How to Prune Your Fruit Trees in Winter
Winter is the best time to prune, when the trees are dormant and leafless. This also allows you to see your tree’s natural shape, which isn’t always the best for fruit production. Proper pruning and shaping annually will keep it producing good-quality fruit. (It’s important to note that we are referring to fruit trees like apple, apricot, cherry, peach, plum or any other fruit tree that loses its leaves in winter.)
Not sure how to prune a fruit tree? You can do it yourself or hire a certified arborist to do it for you. By following these pruning tips every year, you will increase your chances for a bountiful harvest of delicious fruit and a healthy fruit tree for years to come.Find a tree pruning pro on Houzz
Crossing branches are pruned away.Why Prune Fruit TreesOpens up interior branches to more sunlight, which is essential for fruit production.Eliminates certain non-productive branches, leaving more resources available for the branches that produce fruit.Stimulates vigorous growth from existing buds.Encourages strong branching and removes weak branches susceptible to breaking.Promotes good air circulation, which reduces the incidence of disease.Removes dead and diseased growth that can adversely affect the tree.
An apple tree in an Arizona garden is seen before pruning in January.When to Prune Fruit Trees Fruit trees in USDA Zone 6 and below should be pruned in late winter while those in Zone 7 and above can be done in early winter (find your zone). In general, you can prune when the trees are dormant and have lost their leaves. Those grown in warmer regions may still have a few leaves remaining, but you can begin pruning as long as it is winter.

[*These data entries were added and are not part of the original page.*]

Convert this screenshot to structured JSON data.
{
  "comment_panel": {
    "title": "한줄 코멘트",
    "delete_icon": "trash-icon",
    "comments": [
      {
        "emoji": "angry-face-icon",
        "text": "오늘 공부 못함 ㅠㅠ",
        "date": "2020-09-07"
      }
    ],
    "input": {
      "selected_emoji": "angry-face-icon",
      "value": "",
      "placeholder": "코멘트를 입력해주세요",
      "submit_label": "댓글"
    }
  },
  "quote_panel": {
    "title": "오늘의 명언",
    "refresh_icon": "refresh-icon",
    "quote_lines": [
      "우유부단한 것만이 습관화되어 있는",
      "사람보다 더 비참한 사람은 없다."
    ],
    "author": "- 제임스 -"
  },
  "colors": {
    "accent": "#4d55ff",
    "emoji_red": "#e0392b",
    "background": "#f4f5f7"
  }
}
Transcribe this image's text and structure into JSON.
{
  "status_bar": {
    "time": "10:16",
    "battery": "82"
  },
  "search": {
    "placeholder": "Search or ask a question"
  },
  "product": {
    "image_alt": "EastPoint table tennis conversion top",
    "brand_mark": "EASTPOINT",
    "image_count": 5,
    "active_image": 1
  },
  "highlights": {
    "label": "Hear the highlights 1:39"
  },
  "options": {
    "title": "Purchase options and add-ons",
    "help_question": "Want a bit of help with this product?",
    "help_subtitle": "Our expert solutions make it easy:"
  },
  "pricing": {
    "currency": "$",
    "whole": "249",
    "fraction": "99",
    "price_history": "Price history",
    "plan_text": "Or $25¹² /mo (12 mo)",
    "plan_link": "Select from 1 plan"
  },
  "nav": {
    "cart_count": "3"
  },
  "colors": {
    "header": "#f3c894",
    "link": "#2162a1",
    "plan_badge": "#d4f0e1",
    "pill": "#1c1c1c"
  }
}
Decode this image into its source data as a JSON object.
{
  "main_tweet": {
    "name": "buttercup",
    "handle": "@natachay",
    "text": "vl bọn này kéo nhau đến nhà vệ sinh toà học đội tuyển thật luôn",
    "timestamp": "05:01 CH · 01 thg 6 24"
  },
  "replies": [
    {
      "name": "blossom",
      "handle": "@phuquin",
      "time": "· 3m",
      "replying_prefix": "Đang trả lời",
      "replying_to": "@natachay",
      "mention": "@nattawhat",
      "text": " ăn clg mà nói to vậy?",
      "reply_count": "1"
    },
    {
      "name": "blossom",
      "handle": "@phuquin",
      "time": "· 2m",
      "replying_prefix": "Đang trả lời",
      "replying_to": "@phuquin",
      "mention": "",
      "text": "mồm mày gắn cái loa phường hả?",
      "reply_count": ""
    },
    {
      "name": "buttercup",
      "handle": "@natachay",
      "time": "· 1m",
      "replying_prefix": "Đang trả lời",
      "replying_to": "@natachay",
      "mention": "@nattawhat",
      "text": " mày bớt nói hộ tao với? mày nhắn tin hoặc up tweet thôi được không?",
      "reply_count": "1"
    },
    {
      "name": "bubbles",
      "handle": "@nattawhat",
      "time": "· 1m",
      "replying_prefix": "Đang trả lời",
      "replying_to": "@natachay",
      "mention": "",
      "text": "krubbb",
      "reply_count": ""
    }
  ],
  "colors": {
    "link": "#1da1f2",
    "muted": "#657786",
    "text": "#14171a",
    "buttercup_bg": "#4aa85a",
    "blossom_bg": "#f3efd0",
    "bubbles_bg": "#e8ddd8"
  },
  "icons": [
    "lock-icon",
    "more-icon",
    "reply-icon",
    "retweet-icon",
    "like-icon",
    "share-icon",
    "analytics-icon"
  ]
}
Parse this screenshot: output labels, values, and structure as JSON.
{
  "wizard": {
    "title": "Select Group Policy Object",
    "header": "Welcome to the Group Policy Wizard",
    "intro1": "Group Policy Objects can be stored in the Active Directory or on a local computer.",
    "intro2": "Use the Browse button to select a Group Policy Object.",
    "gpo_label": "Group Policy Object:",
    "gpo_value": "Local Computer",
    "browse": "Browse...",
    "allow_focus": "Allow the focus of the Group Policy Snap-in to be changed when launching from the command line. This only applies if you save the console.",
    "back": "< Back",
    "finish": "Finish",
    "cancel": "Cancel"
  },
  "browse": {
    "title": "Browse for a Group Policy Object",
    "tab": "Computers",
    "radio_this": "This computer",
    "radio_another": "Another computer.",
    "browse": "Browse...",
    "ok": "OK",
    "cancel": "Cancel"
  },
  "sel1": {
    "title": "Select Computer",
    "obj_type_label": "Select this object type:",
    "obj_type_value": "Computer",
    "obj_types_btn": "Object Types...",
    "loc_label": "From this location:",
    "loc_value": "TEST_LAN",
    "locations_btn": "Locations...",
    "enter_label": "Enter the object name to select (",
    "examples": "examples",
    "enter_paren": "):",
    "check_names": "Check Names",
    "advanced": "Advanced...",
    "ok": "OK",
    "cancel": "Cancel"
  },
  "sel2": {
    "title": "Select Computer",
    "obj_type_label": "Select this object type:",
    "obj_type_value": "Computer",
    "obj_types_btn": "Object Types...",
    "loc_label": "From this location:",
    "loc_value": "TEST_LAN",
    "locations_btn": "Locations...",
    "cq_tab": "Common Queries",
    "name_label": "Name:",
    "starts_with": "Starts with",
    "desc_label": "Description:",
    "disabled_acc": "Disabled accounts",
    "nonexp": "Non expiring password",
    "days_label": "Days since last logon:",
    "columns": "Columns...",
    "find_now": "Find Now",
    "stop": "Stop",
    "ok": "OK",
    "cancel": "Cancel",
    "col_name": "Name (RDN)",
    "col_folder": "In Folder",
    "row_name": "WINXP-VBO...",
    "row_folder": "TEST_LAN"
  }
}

Tools Need for PruningYou don’t need fancy tools, and the ones required can be used for other pruning jobs in the garden. You’ll need a pair of long-handled loppers, a pruning saw, hand pruners and a pole saw. (Shown in this photo from left to right; pole saws are only if you have tall fruit trees that you can’t reach with the other pruning tools.) All of your pruning implements should have sharp blades, which make clean pruning cuts that help your tree heal more quickly.Shop for pruning tools on Houzz
A recently pruned apple tree is shown with its branches pruned back to the trunk.How to Prune Fruit Trees1. Remove any broken, dead or diseased branches. Look for any branches that are crossing or rubbing against each other, keeping the biggest branch. It’s important to prune all the way to a healthy larger branch — don’t leave any “stubs” behind, like the one seen in the following photo.
The top branch has been pruned back incorrectly, leaving a “stub,” which makes it hard for the tree to heal and provides an entry for rot. Even if the stub is old, go ahead and remove it. The lower branch shows the right way to prune: up to the branch collar, which is the circular tissue that surrounds branches.
An apple tree after pruning2. Look for and prune out any vertical branches that are growing from more horizontal branches, as they rarely produce any fruit. Also, remove any branches that are growing downward as well as any branches growing from the base of the tree.3. The next step involves “thinning,” which removes excess branches and leaves the most vigorous ones. Strong branch attachment is important when trees are heavily laden with fruit — branches with a narrow angle of attachment and those that are almost horizontal risk breakage. A good rule of thumb is to keep branches that are at 10 or 2 o’clock angles from the trunk. Create a 8- to 12-inch-diameter open space around each well-attached branch, free of other competing branches. This may mean removing another healthy branch if there are two growing too closely together. The goal is to have a tree with evenly spaced branches.
A bud scale scar is seen on the lower left side of this small branch, or stem. This raised circular area marks the start of the previous year’s growth, which extends to the tip of the branch. The other raised areas along the stem are leaf scars, from which new buds will emerge. Before pruning, it’s important to determine how much each tree branch grew in the previous growing season. You can do this by looking for a raised circular area around each branch, located near its tip, which signifies the section of growth that occurred in that year. This bud scale scar, as it is called, can be found anywhere from 4 inches from the tip of the branch to 4 feet down. Once you have found the circular area, make your pruning cut about 25 percent of the way from the tip of the branch to that raised area, removing a quarter of last year’s growth.
5. Clean up all pruned branches and dispose of them. Avoid using them in compost, as they may harbor damaging insects or disease that can spread to other plants.Shortly after pruning, delicate flowers will appear, decorating your tree and signaling the coming of spring.Tip: Don’t worry if you prune too much or too little. Most fruit trees are extremely forgiving and will respond favorably in most cases. Even if your fruit trees have been neglected for several years, following these pruning tips will help to revitalize them.More on HouzzHow to Plant a Fruit TreeGet a Head Start on Planning Your Garden, Even if It’s SnowingFind a landscape designer near youShop for gardening tools